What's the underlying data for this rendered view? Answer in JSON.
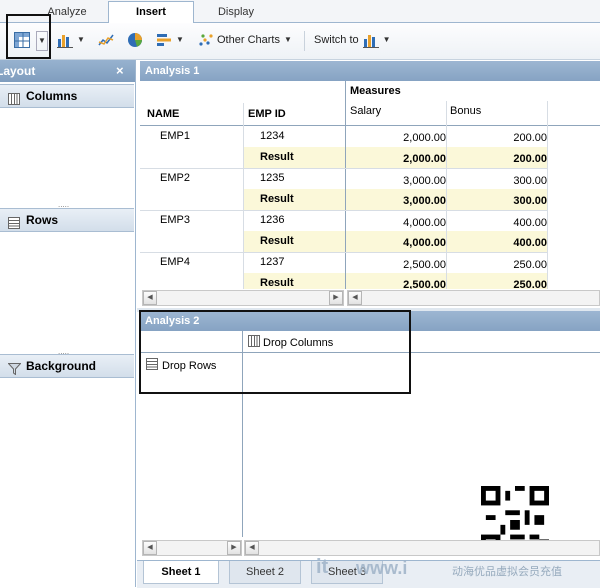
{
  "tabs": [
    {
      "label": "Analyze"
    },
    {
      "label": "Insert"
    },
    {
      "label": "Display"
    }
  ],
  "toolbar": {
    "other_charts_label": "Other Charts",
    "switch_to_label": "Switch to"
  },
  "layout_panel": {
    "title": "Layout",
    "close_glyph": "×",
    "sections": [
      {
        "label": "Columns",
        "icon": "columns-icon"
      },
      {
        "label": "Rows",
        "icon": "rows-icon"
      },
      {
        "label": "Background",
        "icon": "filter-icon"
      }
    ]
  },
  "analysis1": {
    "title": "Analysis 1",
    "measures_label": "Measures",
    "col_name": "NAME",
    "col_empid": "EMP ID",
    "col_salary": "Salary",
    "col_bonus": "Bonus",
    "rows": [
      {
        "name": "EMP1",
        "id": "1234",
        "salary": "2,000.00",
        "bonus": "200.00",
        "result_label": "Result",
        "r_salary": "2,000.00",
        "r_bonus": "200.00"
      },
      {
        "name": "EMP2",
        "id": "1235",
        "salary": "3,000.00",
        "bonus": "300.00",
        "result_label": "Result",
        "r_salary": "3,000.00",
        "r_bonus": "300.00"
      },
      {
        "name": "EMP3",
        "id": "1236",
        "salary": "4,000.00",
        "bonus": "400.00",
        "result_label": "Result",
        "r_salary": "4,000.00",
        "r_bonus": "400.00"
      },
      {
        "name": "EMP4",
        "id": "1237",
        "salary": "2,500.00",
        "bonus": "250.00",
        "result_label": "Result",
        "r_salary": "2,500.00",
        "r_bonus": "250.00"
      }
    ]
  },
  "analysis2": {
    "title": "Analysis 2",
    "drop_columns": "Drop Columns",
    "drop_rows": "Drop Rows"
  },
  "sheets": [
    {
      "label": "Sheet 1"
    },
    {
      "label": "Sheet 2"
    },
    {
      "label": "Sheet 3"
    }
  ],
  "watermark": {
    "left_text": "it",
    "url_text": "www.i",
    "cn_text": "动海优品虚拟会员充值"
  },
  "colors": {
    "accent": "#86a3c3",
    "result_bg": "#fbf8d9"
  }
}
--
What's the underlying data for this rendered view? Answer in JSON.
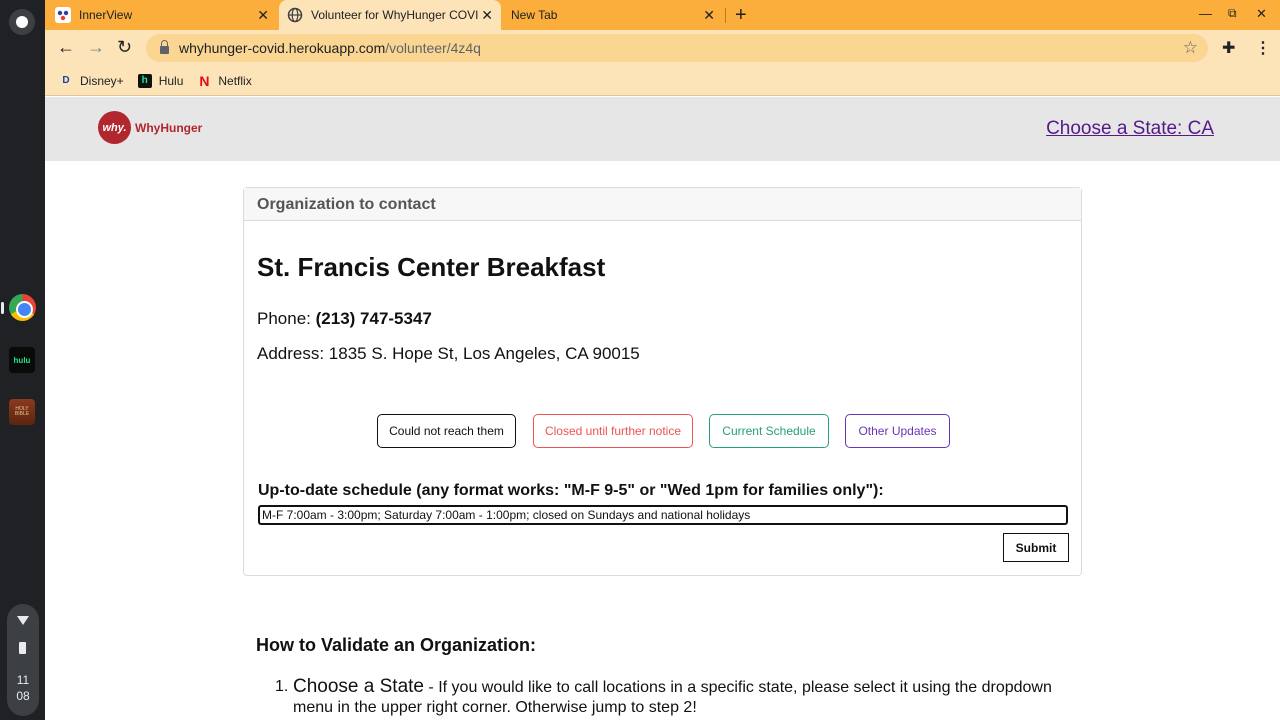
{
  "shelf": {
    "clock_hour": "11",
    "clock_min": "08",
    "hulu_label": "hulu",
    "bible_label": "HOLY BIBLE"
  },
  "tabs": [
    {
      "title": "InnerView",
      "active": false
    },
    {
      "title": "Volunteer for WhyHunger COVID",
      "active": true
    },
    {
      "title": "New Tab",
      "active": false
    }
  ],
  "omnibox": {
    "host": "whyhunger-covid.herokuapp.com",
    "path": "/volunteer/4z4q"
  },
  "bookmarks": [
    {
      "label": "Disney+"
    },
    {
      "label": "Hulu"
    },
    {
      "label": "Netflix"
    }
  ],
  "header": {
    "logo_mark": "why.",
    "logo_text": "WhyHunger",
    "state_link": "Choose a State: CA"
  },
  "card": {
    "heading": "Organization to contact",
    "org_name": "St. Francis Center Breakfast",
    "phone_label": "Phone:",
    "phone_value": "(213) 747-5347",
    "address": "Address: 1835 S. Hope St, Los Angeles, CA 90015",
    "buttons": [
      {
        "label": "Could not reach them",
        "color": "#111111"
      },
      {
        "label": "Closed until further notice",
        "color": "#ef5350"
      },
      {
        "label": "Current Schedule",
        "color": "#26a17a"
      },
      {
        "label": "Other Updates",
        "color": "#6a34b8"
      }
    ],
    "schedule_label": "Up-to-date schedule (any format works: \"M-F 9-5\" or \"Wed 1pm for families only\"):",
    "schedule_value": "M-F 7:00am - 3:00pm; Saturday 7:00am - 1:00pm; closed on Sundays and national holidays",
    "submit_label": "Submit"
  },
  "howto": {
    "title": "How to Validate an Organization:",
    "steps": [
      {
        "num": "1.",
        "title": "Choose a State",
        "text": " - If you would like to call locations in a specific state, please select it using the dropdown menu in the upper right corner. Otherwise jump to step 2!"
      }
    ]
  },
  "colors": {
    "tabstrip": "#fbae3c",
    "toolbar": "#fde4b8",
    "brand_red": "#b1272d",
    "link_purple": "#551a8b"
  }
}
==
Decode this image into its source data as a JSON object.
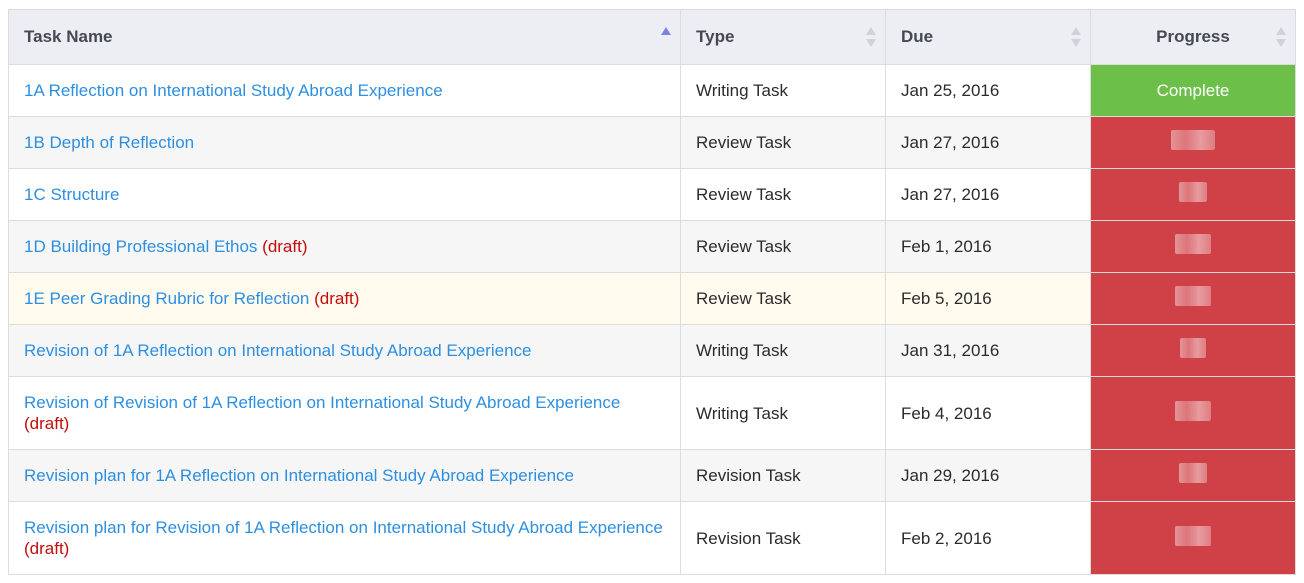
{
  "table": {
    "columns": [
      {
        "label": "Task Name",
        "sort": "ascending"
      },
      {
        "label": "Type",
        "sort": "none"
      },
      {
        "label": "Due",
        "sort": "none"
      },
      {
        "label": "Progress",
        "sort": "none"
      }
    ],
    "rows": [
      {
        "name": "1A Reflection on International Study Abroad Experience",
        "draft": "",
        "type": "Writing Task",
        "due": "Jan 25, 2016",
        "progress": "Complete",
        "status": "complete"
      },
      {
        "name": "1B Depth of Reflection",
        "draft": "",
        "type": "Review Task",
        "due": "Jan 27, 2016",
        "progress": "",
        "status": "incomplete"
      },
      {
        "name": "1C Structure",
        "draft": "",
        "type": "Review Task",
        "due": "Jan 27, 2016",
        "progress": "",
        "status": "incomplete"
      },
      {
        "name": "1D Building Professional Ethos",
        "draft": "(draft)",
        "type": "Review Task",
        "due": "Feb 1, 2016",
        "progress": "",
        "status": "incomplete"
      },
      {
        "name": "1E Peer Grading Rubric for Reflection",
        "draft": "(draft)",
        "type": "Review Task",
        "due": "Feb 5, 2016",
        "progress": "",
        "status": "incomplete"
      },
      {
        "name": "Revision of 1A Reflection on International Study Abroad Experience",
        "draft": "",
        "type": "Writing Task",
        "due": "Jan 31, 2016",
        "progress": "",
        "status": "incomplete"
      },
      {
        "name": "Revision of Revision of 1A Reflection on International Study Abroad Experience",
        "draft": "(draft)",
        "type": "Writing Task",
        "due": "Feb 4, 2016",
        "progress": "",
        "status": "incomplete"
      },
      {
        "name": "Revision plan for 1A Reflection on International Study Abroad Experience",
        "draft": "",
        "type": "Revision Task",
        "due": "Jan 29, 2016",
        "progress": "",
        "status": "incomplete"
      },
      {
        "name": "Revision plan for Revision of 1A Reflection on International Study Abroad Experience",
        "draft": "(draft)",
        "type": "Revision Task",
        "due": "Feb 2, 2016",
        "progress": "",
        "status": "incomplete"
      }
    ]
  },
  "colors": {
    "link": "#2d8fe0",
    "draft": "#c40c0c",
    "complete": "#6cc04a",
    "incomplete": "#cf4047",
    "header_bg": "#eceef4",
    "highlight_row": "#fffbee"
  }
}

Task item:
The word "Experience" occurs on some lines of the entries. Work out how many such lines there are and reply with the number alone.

Expected answer:
5